Sunday, 16 February 2014

Paradise Bay, a stunning historic harbour in Antarctica

Paradise Harbor, also known as Paradise Bay for its beauty, is a wide bay and natural harbor on the West Antarctic Peninsula.

The name was first applied by whalers operating in the vicinity and was in use by 1920.

Coordinates: 64° 52' S, 62° 53' W

Glaciated mountains and ice cliffs surround and protect the harbour, and together with the icebergs, they help to make for a breathtaking panorama.

When the glaciers aren't calving, the waters in the bay are quite calm, as is true in the spectacular Lemaire Channel, and they reflect the mountains and ice cliffs beautifully.

It is one of the harbours used for cruise ships to stop on the continent. More and more visitor ships stop for the views here.

Almirante Brown Antarctic Base

Argentina's 'Almirante Brown Antarctic Base' stands on the coast of the bay.

The base was built in 1950 by the Argentinian government. It was meant to house around 15 researchers. From 1964 until its destruction, it was used mainly for biological research.

The base has now been partially rebuilt from ruins, but is occupied only in the summer season.

The Argentinian base became a noted tourist attraction, and a port of call for antarctic cruises.


Wednesday, 5 February 2014

Aasiaat, Greenland

Aasiaat ( danish name Egedesminde) is a town in western Greenland, located on an island in the outermost southern part of Disko Bay.

Population : ~ 4 800, the fourth largest in Greenland.
Coordinates : 68°42′ N, 52°52′ W,  some 200 km north of the arctic circle.

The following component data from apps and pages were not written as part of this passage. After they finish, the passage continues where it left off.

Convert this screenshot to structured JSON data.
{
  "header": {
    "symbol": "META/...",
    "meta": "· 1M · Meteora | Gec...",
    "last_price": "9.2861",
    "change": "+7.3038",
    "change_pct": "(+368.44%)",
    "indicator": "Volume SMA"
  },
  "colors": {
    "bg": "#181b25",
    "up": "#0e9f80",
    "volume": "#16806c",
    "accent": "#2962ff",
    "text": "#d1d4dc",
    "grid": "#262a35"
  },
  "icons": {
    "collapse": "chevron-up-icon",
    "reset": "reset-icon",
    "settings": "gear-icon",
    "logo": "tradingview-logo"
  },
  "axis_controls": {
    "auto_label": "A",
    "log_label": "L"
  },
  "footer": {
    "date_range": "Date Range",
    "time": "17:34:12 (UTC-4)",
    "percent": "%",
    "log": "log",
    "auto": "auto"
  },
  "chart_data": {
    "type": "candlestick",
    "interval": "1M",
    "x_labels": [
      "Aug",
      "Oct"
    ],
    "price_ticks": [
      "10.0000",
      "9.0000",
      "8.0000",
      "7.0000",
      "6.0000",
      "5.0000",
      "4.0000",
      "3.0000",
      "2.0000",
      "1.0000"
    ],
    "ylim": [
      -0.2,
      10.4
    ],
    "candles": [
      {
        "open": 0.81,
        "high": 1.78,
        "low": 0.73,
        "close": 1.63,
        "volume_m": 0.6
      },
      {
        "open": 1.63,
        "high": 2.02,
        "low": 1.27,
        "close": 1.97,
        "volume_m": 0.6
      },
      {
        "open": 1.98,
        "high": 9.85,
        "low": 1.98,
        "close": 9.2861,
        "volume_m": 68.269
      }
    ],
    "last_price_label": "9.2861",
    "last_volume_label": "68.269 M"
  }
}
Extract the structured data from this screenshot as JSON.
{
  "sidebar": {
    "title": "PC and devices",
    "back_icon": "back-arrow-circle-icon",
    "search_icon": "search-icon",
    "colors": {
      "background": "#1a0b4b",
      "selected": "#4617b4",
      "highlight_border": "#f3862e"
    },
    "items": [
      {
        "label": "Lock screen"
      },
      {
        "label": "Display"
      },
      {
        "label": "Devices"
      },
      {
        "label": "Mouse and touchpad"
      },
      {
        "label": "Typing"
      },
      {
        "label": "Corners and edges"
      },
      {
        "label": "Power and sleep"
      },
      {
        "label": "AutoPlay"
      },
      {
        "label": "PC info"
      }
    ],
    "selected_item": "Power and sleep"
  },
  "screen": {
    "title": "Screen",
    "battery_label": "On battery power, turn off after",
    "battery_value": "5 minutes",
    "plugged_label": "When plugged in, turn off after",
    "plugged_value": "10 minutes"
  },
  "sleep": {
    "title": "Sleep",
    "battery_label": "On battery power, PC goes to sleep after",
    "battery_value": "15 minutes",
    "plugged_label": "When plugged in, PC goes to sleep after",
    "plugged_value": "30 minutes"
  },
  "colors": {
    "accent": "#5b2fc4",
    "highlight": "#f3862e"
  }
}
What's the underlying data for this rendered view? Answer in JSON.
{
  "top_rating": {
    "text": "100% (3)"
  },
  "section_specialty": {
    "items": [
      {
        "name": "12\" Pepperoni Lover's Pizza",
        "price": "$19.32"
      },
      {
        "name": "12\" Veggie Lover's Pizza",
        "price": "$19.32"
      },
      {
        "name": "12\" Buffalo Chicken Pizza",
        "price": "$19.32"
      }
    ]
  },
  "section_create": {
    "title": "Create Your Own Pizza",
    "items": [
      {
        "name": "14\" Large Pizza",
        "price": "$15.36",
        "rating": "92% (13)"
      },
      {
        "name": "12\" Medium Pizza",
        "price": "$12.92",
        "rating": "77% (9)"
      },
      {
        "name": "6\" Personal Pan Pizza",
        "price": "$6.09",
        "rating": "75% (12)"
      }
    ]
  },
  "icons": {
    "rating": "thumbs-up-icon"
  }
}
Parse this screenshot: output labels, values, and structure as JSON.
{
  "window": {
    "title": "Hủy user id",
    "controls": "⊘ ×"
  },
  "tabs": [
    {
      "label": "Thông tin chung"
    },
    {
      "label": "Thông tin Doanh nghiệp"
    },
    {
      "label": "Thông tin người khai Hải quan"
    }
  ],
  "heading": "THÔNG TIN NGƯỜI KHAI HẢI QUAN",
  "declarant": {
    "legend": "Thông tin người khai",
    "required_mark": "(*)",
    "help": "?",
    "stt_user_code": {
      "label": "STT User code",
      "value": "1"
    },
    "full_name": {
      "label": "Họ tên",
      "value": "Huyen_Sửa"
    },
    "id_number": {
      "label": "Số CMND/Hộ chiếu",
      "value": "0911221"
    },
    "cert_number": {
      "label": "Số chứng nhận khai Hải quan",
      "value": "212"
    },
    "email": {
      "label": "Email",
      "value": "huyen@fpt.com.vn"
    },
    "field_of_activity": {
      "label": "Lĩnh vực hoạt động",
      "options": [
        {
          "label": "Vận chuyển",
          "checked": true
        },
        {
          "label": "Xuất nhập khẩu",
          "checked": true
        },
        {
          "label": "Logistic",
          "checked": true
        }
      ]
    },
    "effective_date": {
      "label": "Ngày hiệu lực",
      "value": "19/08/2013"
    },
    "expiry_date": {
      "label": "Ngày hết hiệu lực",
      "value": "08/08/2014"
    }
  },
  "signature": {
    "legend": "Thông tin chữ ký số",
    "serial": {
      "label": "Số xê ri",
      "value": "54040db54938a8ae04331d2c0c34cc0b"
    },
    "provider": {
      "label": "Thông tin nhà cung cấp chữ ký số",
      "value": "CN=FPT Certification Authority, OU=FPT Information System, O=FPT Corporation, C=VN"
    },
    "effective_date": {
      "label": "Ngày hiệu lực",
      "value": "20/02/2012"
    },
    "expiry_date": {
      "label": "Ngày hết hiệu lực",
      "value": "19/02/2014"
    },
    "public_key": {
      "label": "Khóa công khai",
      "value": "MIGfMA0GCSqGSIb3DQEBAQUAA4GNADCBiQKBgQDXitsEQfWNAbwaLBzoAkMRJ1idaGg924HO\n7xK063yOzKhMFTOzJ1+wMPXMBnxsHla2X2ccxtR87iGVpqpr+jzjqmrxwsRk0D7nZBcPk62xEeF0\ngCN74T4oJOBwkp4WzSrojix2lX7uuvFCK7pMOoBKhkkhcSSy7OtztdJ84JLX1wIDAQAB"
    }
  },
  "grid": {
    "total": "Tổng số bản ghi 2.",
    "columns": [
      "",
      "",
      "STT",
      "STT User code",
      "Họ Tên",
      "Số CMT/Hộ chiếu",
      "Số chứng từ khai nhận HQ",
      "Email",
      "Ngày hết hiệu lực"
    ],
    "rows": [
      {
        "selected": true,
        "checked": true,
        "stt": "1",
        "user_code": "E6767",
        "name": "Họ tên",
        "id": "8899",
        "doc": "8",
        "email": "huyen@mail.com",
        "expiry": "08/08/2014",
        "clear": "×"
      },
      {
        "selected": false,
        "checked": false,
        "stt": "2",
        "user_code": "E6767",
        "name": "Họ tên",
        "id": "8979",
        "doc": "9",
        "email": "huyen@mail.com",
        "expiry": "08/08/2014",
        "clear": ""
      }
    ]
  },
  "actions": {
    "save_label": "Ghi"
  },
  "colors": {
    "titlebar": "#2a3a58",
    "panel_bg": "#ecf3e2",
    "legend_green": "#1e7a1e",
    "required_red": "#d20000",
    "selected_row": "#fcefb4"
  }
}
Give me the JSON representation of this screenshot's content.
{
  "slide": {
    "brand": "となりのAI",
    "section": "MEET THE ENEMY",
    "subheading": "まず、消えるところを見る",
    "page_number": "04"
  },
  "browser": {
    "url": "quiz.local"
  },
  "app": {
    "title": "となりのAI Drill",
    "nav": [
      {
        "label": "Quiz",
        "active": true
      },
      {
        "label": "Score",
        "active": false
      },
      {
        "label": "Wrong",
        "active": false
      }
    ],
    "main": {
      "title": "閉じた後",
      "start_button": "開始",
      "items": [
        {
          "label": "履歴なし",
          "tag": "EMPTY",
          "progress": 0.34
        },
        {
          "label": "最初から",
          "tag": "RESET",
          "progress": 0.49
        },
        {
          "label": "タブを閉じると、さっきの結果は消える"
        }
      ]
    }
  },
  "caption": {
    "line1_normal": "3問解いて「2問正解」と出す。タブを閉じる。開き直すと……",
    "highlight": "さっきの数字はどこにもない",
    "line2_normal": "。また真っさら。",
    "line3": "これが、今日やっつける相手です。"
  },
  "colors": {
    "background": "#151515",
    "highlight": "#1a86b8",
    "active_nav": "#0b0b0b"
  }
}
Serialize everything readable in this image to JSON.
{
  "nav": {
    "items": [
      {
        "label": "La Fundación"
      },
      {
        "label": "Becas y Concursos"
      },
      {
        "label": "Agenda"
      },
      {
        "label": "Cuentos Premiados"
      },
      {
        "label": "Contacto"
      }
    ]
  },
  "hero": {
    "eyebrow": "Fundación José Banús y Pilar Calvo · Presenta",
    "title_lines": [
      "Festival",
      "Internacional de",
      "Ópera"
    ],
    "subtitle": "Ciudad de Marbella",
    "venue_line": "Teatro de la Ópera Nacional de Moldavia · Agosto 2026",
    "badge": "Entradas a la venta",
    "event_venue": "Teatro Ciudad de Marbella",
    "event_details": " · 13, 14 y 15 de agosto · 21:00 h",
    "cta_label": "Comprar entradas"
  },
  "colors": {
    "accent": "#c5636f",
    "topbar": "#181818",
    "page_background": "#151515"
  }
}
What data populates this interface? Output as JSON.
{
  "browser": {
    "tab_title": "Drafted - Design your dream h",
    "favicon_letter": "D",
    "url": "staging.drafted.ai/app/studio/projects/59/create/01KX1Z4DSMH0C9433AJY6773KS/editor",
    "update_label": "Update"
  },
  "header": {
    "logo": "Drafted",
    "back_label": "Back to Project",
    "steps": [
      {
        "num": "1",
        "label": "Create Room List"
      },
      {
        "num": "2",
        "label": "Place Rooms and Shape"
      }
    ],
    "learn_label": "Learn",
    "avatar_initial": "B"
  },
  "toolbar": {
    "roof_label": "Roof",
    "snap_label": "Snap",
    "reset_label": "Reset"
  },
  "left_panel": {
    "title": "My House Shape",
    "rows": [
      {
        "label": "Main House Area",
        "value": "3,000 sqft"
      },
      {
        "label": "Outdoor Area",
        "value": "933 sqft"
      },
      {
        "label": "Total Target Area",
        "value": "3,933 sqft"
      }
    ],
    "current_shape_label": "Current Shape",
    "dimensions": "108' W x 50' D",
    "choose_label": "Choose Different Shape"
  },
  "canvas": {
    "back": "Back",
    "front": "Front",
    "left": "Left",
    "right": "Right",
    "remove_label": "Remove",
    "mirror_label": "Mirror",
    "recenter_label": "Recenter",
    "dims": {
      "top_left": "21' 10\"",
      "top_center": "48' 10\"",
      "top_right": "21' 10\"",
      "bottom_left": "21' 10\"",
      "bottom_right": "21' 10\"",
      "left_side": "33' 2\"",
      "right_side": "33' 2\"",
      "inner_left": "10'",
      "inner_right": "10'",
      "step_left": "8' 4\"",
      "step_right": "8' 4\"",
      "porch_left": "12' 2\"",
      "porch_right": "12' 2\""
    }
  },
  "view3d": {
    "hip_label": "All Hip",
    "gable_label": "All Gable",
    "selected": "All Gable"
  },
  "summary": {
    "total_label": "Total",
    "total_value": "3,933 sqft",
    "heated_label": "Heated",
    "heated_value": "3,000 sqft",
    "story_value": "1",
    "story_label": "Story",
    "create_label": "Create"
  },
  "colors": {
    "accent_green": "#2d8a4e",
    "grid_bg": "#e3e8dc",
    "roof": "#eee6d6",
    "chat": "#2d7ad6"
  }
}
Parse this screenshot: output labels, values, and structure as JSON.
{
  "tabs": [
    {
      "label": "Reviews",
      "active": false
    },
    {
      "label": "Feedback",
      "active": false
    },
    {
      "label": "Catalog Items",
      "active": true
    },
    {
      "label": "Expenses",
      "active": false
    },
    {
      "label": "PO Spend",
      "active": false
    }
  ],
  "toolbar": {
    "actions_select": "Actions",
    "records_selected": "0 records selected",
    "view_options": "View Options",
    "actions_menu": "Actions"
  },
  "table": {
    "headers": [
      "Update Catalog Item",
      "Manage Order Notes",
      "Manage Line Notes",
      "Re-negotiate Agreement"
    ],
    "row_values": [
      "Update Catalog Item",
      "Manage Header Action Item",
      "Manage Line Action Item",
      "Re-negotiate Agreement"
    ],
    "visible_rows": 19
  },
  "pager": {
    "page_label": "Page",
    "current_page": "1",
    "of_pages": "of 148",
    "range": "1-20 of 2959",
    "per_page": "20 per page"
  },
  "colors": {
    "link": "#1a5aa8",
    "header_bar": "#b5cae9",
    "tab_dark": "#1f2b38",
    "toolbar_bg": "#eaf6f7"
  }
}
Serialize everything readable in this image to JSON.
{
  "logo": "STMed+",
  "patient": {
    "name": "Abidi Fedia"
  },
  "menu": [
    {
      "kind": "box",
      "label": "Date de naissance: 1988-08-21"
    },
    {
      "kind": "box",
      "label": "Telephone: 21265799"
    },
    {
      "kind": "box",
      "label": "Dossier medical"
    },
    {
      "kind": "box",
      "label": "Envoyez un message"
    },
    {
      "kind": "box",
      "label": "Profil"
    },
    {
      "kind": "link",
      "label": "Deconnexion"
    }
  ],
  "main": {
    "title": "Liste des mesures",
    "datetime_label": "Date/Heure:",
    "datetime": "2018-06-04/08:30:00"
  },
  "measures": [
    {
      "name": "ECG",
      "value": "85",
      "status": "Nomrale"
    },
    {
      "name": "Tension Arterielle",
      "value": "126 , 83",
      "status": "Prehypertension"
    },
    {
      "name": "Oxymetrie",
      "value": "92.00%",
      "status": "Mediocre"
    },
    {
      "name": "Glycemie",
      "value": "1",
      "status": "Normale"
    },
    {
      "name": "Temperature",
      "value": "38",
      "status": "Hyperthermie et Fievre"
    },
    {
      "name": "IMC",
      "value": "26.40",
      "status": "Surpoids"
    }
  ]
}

The settlement that would become Aasiaat was founded in 1759 by Niels Egede, a norwegian merchant and missionary, as a trading colony for furs, beluga whale, harp seal and narwhal. The traditional hunt was done in kayaks and umiaks, built by the natives.

Since the 1930s, the fishing village lived on cod catching, which had become an economically popular fish. The growing economy reached its peak in the 1950s, when a power plant and communications station were installed. Since then, catching cod, shrimp and crab, and its processing in the local fish industry, are the main economic activities; recently, the growing tourist trade, linked to Arctic cruise ships, is the second main source.

Fishing ships by the red 'Seaman's home'.

Many houses are reached only by a stairway network leading up and downhill.

Spread out over a rocky island, brightly painted houses and a fishing port make Aasiaat one of the most "greenlandic" settlements in the country.

Aasiaat is also North Greenland's main centre of education with, among others, an upper secondary school and a business school.

The school campus.

Young people in Aasiaat.

Attending the 'Midnigh Sun Marathon'

Today Asiaat is a modern greenlandic town, with Schools, a Hospital, a Museum, sports center, hotels, restaurants and a café. And even shops like Anuni.

The Seaman's Hotel

The Soemandshjem (The Seamen's Home) is located in a tranquil setting with views of the sea and the town in Disko Bay. The oldest buildings date from 1778 and 1826, and served as residences for the whaling station.

In summer it is possible to see whales from the rooms, and in winter the icebergs are a beautiful sight.

Café Puisi

Since 1996

Anuni shop

Clothes and sportswear.

There are even two supermarkets, Pisiffik and  Pilersuisoq

Aasiaat Museum

The Aasiaat Museum was first established in 1978 to house local artifacts.

Egesdesminde, 1879 - Aasiaat Museum

Today, permanent exhibitions include crafts from the local fishing and hunting industries, as well as traditional clothing and handicrafts from the area.

This is small but informative museum, showing how the styles of traditional Inuit clothing change as you move farther north. With focus on Inuit history and the town's past, but also a common hall that is decorated with paintings by Danish painter Per Kirkeby.

An interior wall displays the work of Per Kirkeby.

The old turf house

An outside extension of the museum - an old turf (or peat) house, the kind of huts that were built when Aasiaat was founded: low, rectangular, with walls made of stone and turf on top.

Insulated and robust, it was in use until around 1950.

In present day  Aasiaat, things are different; the harbour is visited by the Arctic Umiaq Line coastal ferry, and large merchant ships of the  Royal Arctic Line.

Sarfaq Ittuk, the coastal ferry, comes twice a week.

The airport connects to Ilulissat, Nuuk and other smaller towns.

Though small and isolated, Aasiaat found its way. At this latitude it's not easy to find a quality of life as high elsewhere.

Maximum temperature in July can reach over 8º C, the minimum  in January as low as -16º C.

Drying clothes in the midnight sun